* _REQUIRED ACTION_
No pictures are to be included when the entries below are reproduced exactly.

(EXTRACTED MATERIAL Opens)

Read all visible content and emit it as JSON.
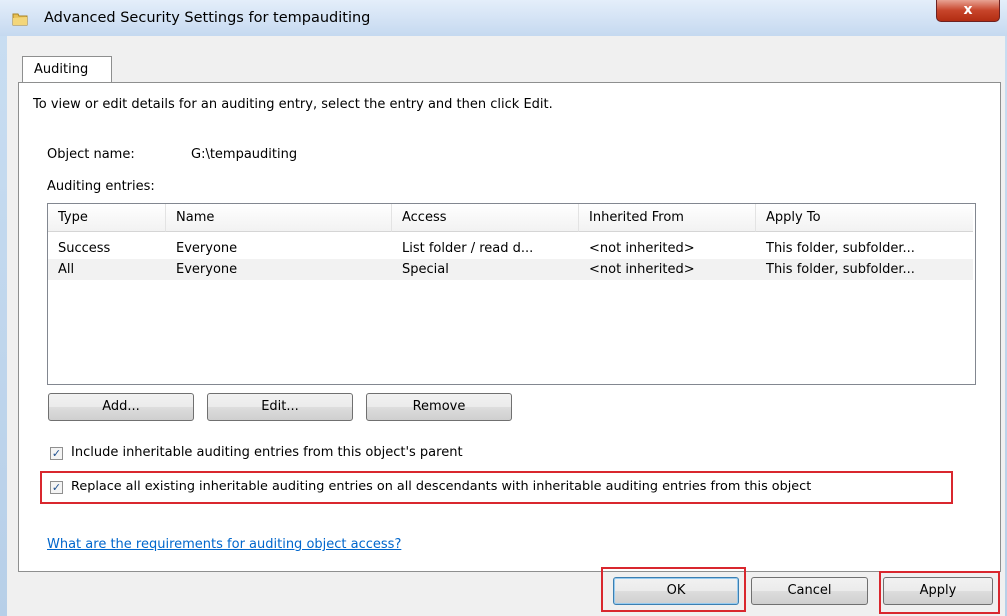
{
  "window": {
    "title": "Advanced Security Settings for tempauditing",
    "close_label": "x"
  },
  "tabs": [
    {
      "label": "Auditing"
    }
  ],
  "instructions": "To view or edit details for an auditing entry, select the entry and then click Edit.",
  "object": {
    "label": "Object name:",
    "value": "G:\\tempauditing"
  },
  "entries": {
    "label": "Auditing entries:",
    "columns": [
      "Type",
      "Name",
      "Access",
      "Inherited From",
      "Apply To"
    ],
    "rows": [
      [
        "Success",
        "Everyone",
        "List folder / read d...",
        "<not inherited>",
        "This folder, subfolder..."
      ],
      [
        "All",
        "Everyone",
        "Special",
        "<not inherited>",
        "This folder, subfolder..."
      ]
    ]
  },
  "actions": {
    "add": "Add...",
    "edit": "Edit...",
    "remove": "Remove"
  },
  "checkboxes": {
    "include": {
      "label": "Include inheritable auditing entries from this object's parent",
      "checked": true
    },
    "replace": {
      "label": "Replace all existing inheritable auditing entries on all descendants with inheritable auditing entries from this object",
      "checked": true
    }
  },
  "help_link": "What are the requirements for auditing object access?",
  "footer": {
    "ok": "OK",
    "cancel": "Cancel",
    "apply": "Apply"
  },
  "colors": {
    "highlight_box": "#d9272e",
    "link": "#0066cc"
  }
}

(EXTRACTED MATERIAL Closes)

* _OUTPUT OF THE TASK_
Read all visible content and emit it as JSON.
{
  "window": {
    "title": "Advanced Security Settings for tempauditing",
    "close_label": "x"
  },
  "tabs": [
    {
      "label": "Auditing"
    }
  ],
  "instructions": "To view or edit details for an auditing entry, select the entry and then click Edit.",
  "object": {
    "label": "Object name:",
    "value": "G:\\tempauditing"
  },
  "entries": {
    "label": "Auditing entries:",
    "columns": [
      "Type",
      "Name",
      "Access",
      "Inherited From",
      "Apply To"
    ],
    "rows": [
      [
        "Success",
        "Everyone",
        "List folder / read d...",
        "<not inherited>",
        "This folder, subfolder..."
      ],
      [
        "All",
        "Everyone",
        "Special",
        "<not inherited>",
        "This folder, subfolder..."
      ]
    ]
  },
  "actions": {
    "add": "Add...",
    "edit": "Edit...",
    "remove": "Remove"
  },
  "checkboxes": {
    "include": {
      "label": "Include inheritable auditing entries from this object's parent",
      "checked": true
    },
    "replace": {
      "label": "Replace all existing inheritable auditing entries on all descendants with inheritable auditing entries from this object",
      "checked": true
    }
  },
  "help_link": "What are the requirements for auditing object access?",
  "footer": {
    "ok": "OK",
    "cancel": "Cancel",
    "apply": "Apply"
  },
  "colors": {
    "highlight_box": "#d9272e",
    "link": "#0066cc"
  }
}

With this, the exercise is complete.